A Little Explosion
The American embassy in Baghdad, 2004. Adnan, Laith, and Intisar are Iraqi translators. Bill Prescott is a State Department official.
Adnan leans over and looks at Laith’s work.
Adnan: That is not the right translation for “capacity-building.”
Laith: Keep it simple, stupid. You think that imam with the big nose would understand what Bill Prescott was telling him?
Adnan: Next time Bill should bring me instead.
Laith: And the imam will say, “A Sunni interpreter! Nice! I’m sorry, I have to run and pray.”
Adnan: Please help us, Intisar. What does your dictionary say about “capacity-building”?
Intisar: (Looking it up) “Capacity-building . . .”
While she looks it up, he watches her.
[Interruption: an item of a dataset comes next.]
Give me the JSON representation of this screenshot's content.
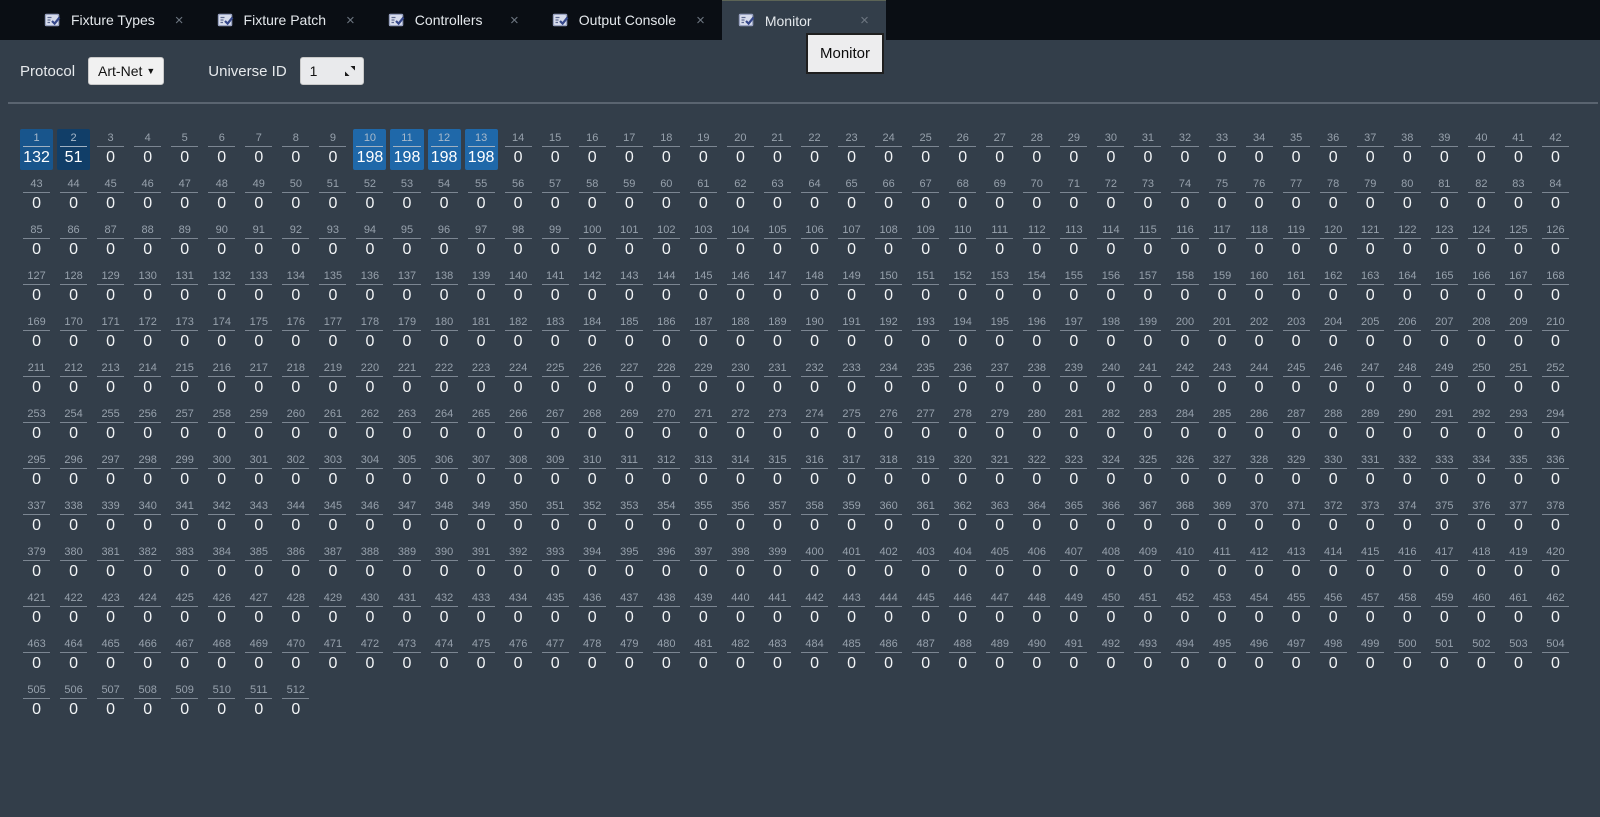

Adnan: I remembered you immediately. It was the last year at Baghdad University.
Intisar: Yes, English literature, my favorite class.
Adnan: You loved Emily Brontë more than anything.
Intisar: Oh my God, how can you remember that?
Adnan: I remember everything.
Laith: He can tell you what was on the front page of Al-Sabah two weeks ago, word for word.
Intisar: It’s true, I loved Emily. I read Wuthering Heights three times. I didn’t come out of my room. My family thought I was having a nervous breakdown. (Quoting, a little shy and embarrassed) “Be with me always—take any form—drive me mad! Only do not leave me in this abyss where I cannot find you! Oh, God! It is unutterable! I cannot live without my life! I cannot live without my soul!”
Adnan: Very beautiful. And I remember the day Saddam came to the Jadriya campus and we all had to stand in lines and shout and clap our hands. You stayed home that day. You were pretending to be sick.
Intisar: No, I was really sick!
Laith: You can admit it. Saddam is history now, he’s toast.
Intisar: Because I hated to be a hypocrite so much. I was afraid I would be the only one not clapping. Maybe I would even shout something.
Laith: Like what?
Intisar: “How many years of my life are you going to steal from me?”
Laith: Thank God you stayed home.
Adnan: It was obvious, just from your eyes.
Adnan: You were like me. Another non-belonger.
Intisar: You say incredible things. Everything from your tongue is a little explosion.
Laith: He’s a suicide mouth bomber.
Adnan: Aren’t we free now?
Intisar: Are we? I don’t know. Sometimes I don’t feel very free. Maybe we will be free five years from now.
Adnan: How do you see yourself in five years?
Intisar: On a bicycle.
Adnan: Be serious.
Intisar: I am very serious! Okay. In five years? (Smiling, indulging her dreams a little) Working at UNESCO, in Paris. Bringing English literature to Arab countries, especially the books we were not allowed to read.
Intisar: Cooking French dinners in my apartment. My brothers and sister will come on holidays, and with my salary we will all learn to ski together. And I will be the first one down the mountain!
Laith: You will be married to some French guy named Jacques.
Intisar: Not so fast. I will be married to my career, at first, anyway.
Laith: Why don’t you marry an ambassador? You can have the benefits without the work.
Intisar: Thank you so much for the advice! You wear the jacket and necktie but inside you’re just like your tribal cousins, eating chicken with their fingers and giving the bones to their wives.
Laith: Hey, don’t be draggin’ me down! You don’t even know me yet.
Intisar: I know the type.
Adnan: What about you, habibi? In five years?
Laith: Political consultant to the prime minister. The Iraqi James Carville.
Laith: Don’t you watch CNN? (Putting on a southern drawl) “Don’t get mad. Don’t get even. Just get elected, then get even.”
Intisar: I’m working with two crazy people. Maybe it isn’t safe here.
Adnan: It’s safe.
Intisar: How do you know? Anyone in this office could talk about anyone else. You could say, “She loves Emily Brontë.” Or I could say, “He wants to be the Iraqi James Carville.” Or he could say, “He is a non-belonger.” Just like that, one of us is dead.
Adnan: But that is exactly why it’s safe. The person who says something will also be dead.
Laith: It’s a “Mexican standoff.” Trust, or we all go down.
Intisar: You didn’t say for yourself.
Adnan: Five years from now? Maybe I will be the editor of a famous liberal newspaper.
Adnan: Maybe I will be listening to jazz in New York City.
Laith: Super cool.
Adnan: Or maybe I will be selling books again on Mutanabi Street for cigarette money.
Laith: Not cool.
Adnan: Anything is possible now in Iraq. Maybe all of us will be somewhere hiding from militias and insurgents, in a spider hole like Saddam, or in a smuggler’s truck going to Syria.
Anything is possible.